WORK ORDER |
The answer must be every line from the listing that holds the string "screenshot".
::::::
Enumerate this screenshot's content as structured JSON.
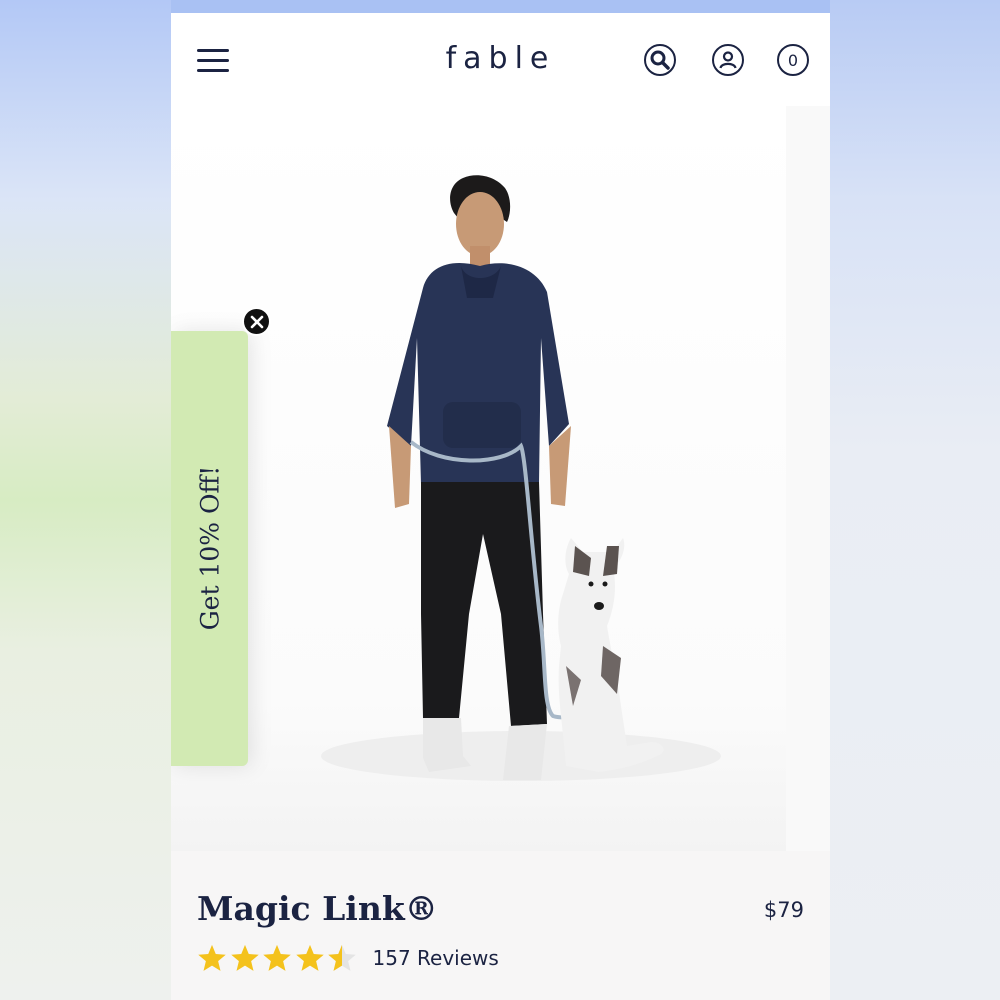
{
  "header": {
    "logo": "fable",
    "cart_count": "0",
    "icons": [
      "hamburger-menu-icon",
      "search-icon",
      "account-icon",
      "cart-icon"
    ]
  },
  "hero": {
    "image": "man-in-navy-hoodie-with-dog-on-magic-link-leash"
  },
  "promo": {
    "label": "Get 10% Off!",
    "close_icon": "close-icon"
  },
  "product": {
    "name": "Magic Link®",
    "price": "$79",
    "rating": 4.5,
    "rating_max": 5,
    "reviews_label": "157 Reviews"
  },
  "colors": {
    "brand_navy": "#1b2342",
    "promo_green": "#d2eab3",
    "star_gold": "#f4c21c"
  }
}
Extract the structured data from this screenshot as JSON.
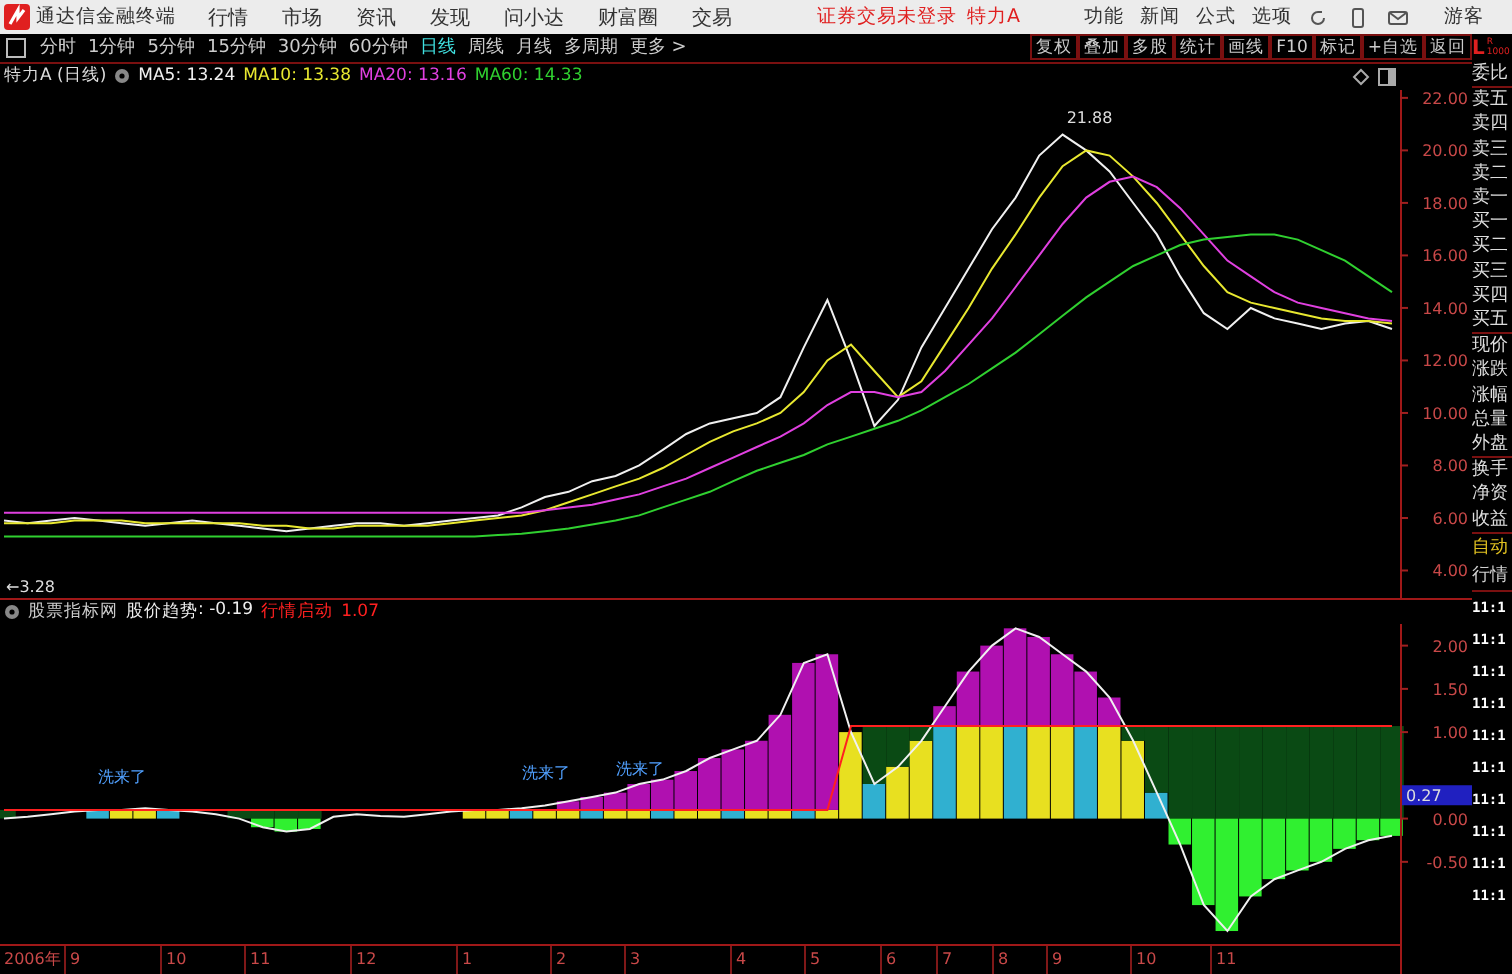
{
  "menubar": {
    "app_title": "通达信金融终端",
    "items": [
      "行情",
      "市场",
      "资讯",
      "发现",
      "问小达",
      "财富圈",
      "交易"
    ],
    "login_status": "证券交易未登录",
    "stock_name": "特力A",
    "right_items": [
      "功能",
      "新闻",
      "公式",
      "选项"
    ],
    "user": "游客"
  },
  "toolbar": {
    "periods": [
      {
        "label": "分时",
        "selected": false
      },
      {
        "label": "1分钟",
        "selected": false
      },
      {
        "label": "5分钟",
        "selected": false
      },
      {
        "label": "15分钟",
        "selected": false
      },
      {
        "label": "30分钟",
        "selected": false
      },
      {
        "label": "60分钟",
        "selected": false
      },
      {
        "label": "日线",
        "selected": true
      },
      {
        "label": "周线",
        "selected": false
      },
      {
        "label": "月线",
        "selected": false
      },
      {
        "label": "多周期",
        "selected": false
      },
      {
        "label": "更多 >",
        "selected": false
      }
    ],
    "buttons": [
      "复权",
      "叠加",
      "多股",
      "统计",
      "画线",
      "F10",
      "标记",
      "+自选",
      "返回"
    ]
  },
  "price_panel": {
    "title": "特力A (日线)",
    "legend_values": [
      ": 13.24",
      ": 13.38",
      ": 13.16",
      ": 14.33"
    ],
    "chart_data": {
      "type": "line",
      "ylim": [
        2.8,
        22.3
      ],
      "yticks": [
        {
          "value": 4,
          "label": "4.00"
        },
        {
          "value": 6,
          "label": "6.00"
        },
        {
          "value": 8,
          "label": "8.00"
        },
        {
          "value": 10,
          "label": "10.00"
        },
        {
          "value": 12,
          "label": "12.00"
        },
        {
          "value": 14,
          "label": "14.00"
        },
        {
          "value": 16,
          "label": "16.00"
        },
        {
          "value": 18,
          "label": "18.00"
        },
        {
          "value": 20,
          "label": "20.00"
        },
        {
          "value": 22,
          "label": "22.00"
        }
      ],
      "series": [
        {
          "name": "MA5",
          "color": "#f0f0f0",
          "values": [
            5.9,
            5.8,
            5.9,
            6.0,
            5.9,
            5.8,
            5.7,
            5.8,
            5.9,
            5.8,
            5.7,
            5.6,
            5.5,
            5.6,
            5.7,
            5.8,
            5.8,
            5.7,
            5.8,
            5.9,
            6.0,
            6.1,
            6.4,
            6.8,
            7.0,
            7.4,
            7.6,
            8.0,
            8.6,
            9.2,
            9.6,
            9.8,
            10.0,
            10.6,
            12.5,
            14.3,
            12.0,
            9.5,
            10.5,
            12.5,
            14.0,
            15.5,
            17.0,
            18.2,
            19.8,
            20.6,
            20.0,
            19.2,
            18.0,
            16.8,
            15.2,
            13.8,
            13.2,
            14.0,
            13.6,
            13.4,
            13.2,
            13.4,
            13.5,
            13.2
          ]
        },
        {
          "name": "MA10",
          "color": "#e8e830",
          "values": [
            5.8,
            5.8,
            5.8,
            5.9,
            5.9,
            5.9,
            5.8,
            5.8,
            5.8,
            5.8,
            5.8,
            5.7,
            5.7,
            5.6,
            5.6,
            5.7,
            5.7,
            5.7,
            5.7,
            5.8,
            5.9,
            6.0,
            6.1,
            6.3,
            6.6,
            6.9,
            7.2,
            7.5,
            7.9,
            8.4,
            8.9,
            9.3,
            9.6,
            10.0,
            10.8,
            12.0,
            12.6,
            11.6,
            10.6,
            11.2,
            12.6,
            14.0,
            15.5,
            16.8,
            18.2,
            19.4,
            20.0,
            19.8,
            19.0,
            18.0,
            16.8,
            15.6,
            14.6,
            14.2,
            14.0,
            13.8,
            13.6,
            13.5,
            13.5,
            13.4
          ]
        },
        {
          "name": "MA20",
          "color": "#e040e0",
          "values": [
            6.2,
            6.2,
            6.2,
            6.2,
            6.2,
            6.2,
            6.2,
            6.2,
            6.2,
            6.2,
            6.2,
            6.2,
            6.2,
            6.2,
            6.2,
            6.2,
            6.2,
            6.2,
            6.2,
            6.2,
            6.2,
            6.2,
            6.2,
            6.3,
            6.4,
            6.5,
            6.7,
            6.9,
            7.2,
            7.5,
            7.9,
            8.3,
            8.7,
            9.1,
            9.6,
            10.3,
            10.8,
            10.8,
            10.6,
            10.8,
            11.6,
            12.6,
            13.6,
            14.8,
            16.0,
            17.2,
            18.2,
            18.8,
            19.0,
            18.6,
            17.8,
            16.8,
            15.8,
            15.2,
            14.6,
            14.2,
            14.0,
            13.8,
            13.6,
            13.5
          ]
        },
        {
          "name": "MA60",
          "color": "#30d030",
          "values": [
            5.3,
            5.3,
            5.3,
            5.3,
            5.3,
            5.3,
            5.3,
            5.3,
            5.3,
            5.3,
            5.3,
            5.3,
            5.3,
            5.3,
            5.3,
            5.3,
            5.3,
            5.3,
            5.3,
            5.3,
            5.3,
            5.35,
            5.4,
            5.5,
            5.6,
            5.75,
            5.9,
            6.1,
            6.4,
            6.7,
            7.0,
            7.4,
            7.8,
            8.1,
            8.4,
            8.8,
            9.1,
            9.4,
            9.7,
            10.1,
            10.6,
            11.1,
            11.7,
            12.3,
            13.0,
            13.7,
            14.4,
            15.0,
            15.6,
            16.0,
            16.4,
            16.6,
            16.7,
            16.8,
            16.8,
            16.6,
            16.2,
            15.8,
            15.2,
            14.6
          ]
        }
      ],
      "annotations": [
        "21.88",
        "←3.28"
      ]
    }
  },
  "indicator_panel": {
    "name": "股票指标网",
    "trend_value": ": -0.19",
    "start_value": "1.07",
    "current_value": "0.27",
    "chart_data": {
      "type": "line",
      "ylim": [
        -1.45,
        2.25
      ],
      "yticks": [
        {
          "value": 2,
          "label": "2.00"
        },
        {
          "value": 1.5,
          "label": "1.50"
        },
        {
          "value": 1,
          "label": "1.00"
        },
        {
          "value": 0,
          "label": "0.00"
        },
        {
          "value": -0.5,
          "label": "-0.50"
        }
      ],
      "series": [
        {
          "name": "股价趋势",
          "color": "#f0f0f0",
          "values": [
            0.0,
            0.02,
            0.05,
            0.08,
            0.1,
            0.1,
            0.12,
            0.1,
            0.08,
            0.05,
            0.0,
            -0.1,
            -0.15,
            -0.12,
            0.02,
            0.05,
            0.03,
            0.02,
            0.05,
            0.08,
            0.1,
            0.1,
            0.12,
            0.15,
            0.2,
            0.25,
            0.3,
            0.4,
            0.45,
            0.55,
            0.7,
            0.8,
            0.9,
            1.2,
            1.8,
            1.9,
            1.0,
            0.4,
            0.6,
            0.9,
            1.3,
            1.7,
            2.0,
            2.2,
            2.1,
            1.9,
            1.7,
            1.4,
            0.9,
            0.3,
            -0.3,
            -1.0,
            -1.3,
            -0.9,
            -0.7,
            -0.6,
            -0.5,
            -0.35,
            -0.25,
            -0.2
          ]
        },
        {
          "name": "行情启动",
          "color": "#ff2020",
          "values": [
            0.1,
            0.1,
            0.1,
            0.1,
            0.1,
            0.1,
            0.1,
            0.1,
            0.1,
            0.1,
            0.1,
            0.1,
            0.1,
            0.1,
            0.1,
            0.1,
            0.1,
            0.1,
            0.1,
            0.1,
            0.1,
            0.1,
            0.1,
            0.1,
            0.1,
            0.1,
            0.1,
            0.1,
            0.1,
            0.1,
            0.1,
            0.1,
            0.1,
            0.1,
            0.1,
            0.1,
            1.07,
            1.07,
            1.07,
            1.07,
            1.07,
            1.07,
            1.07,
            1.07,
            1.07,
            1.07,
            1.07,
            1.07,
            1.07,
            1.07,
            1.07,
            1.07,
            1.07,
            1.07,
            1.07,
            1.07,
            1.07,
            1.07,
            1.07,
            1.07
          ]
        }
      ],
      "annotations": [
        "洗来了",
        "洗来了",
        "洗来了"
      ]
    },
    "date_axis": [
      "2006年",
      "9",
      "10",
      "11",
      "12",
      "1",
      "2",
      "3",
      "4",
      "5",
      "6",
      "7",
      "8",
      "9",
      "10",
      "11"
    ]
  },
  "side_panel": {
    "header": [
      "L",
      "R",
      "1000"
    ],
    "quote_labels": [
      "委比",
      "卖五",
      "卖四",
      "卖三",
      "卖二",
      "卖一",
      "买一",
      "买二",
      "买三",
      "买四",
      "买五",
      "现价",
      "涨跌",
      "涨幅",
      "总量",
      "外盘",
      "换手",
      "净资",
      "收益"
    ],
    "status": [
      {
        "text": "自动",
        "color": "#e0c020"
      },
      {
        "text": "行情",
        "color": "#d0d0d0"
      }
    ],
    "times": [
      "11:1",
      "11:1",
      "11:1",
      "11:1",
      "11:1",
      "11:1",
      "11:1",
      "11:1",
      "11:1",
      "11:1"
    ]
  }
}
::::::
SOLUTION TO THE EXERCISE |
Enumerate this screenshot's content as structured JSON.
Extract the structured data from this screenshot as JSON.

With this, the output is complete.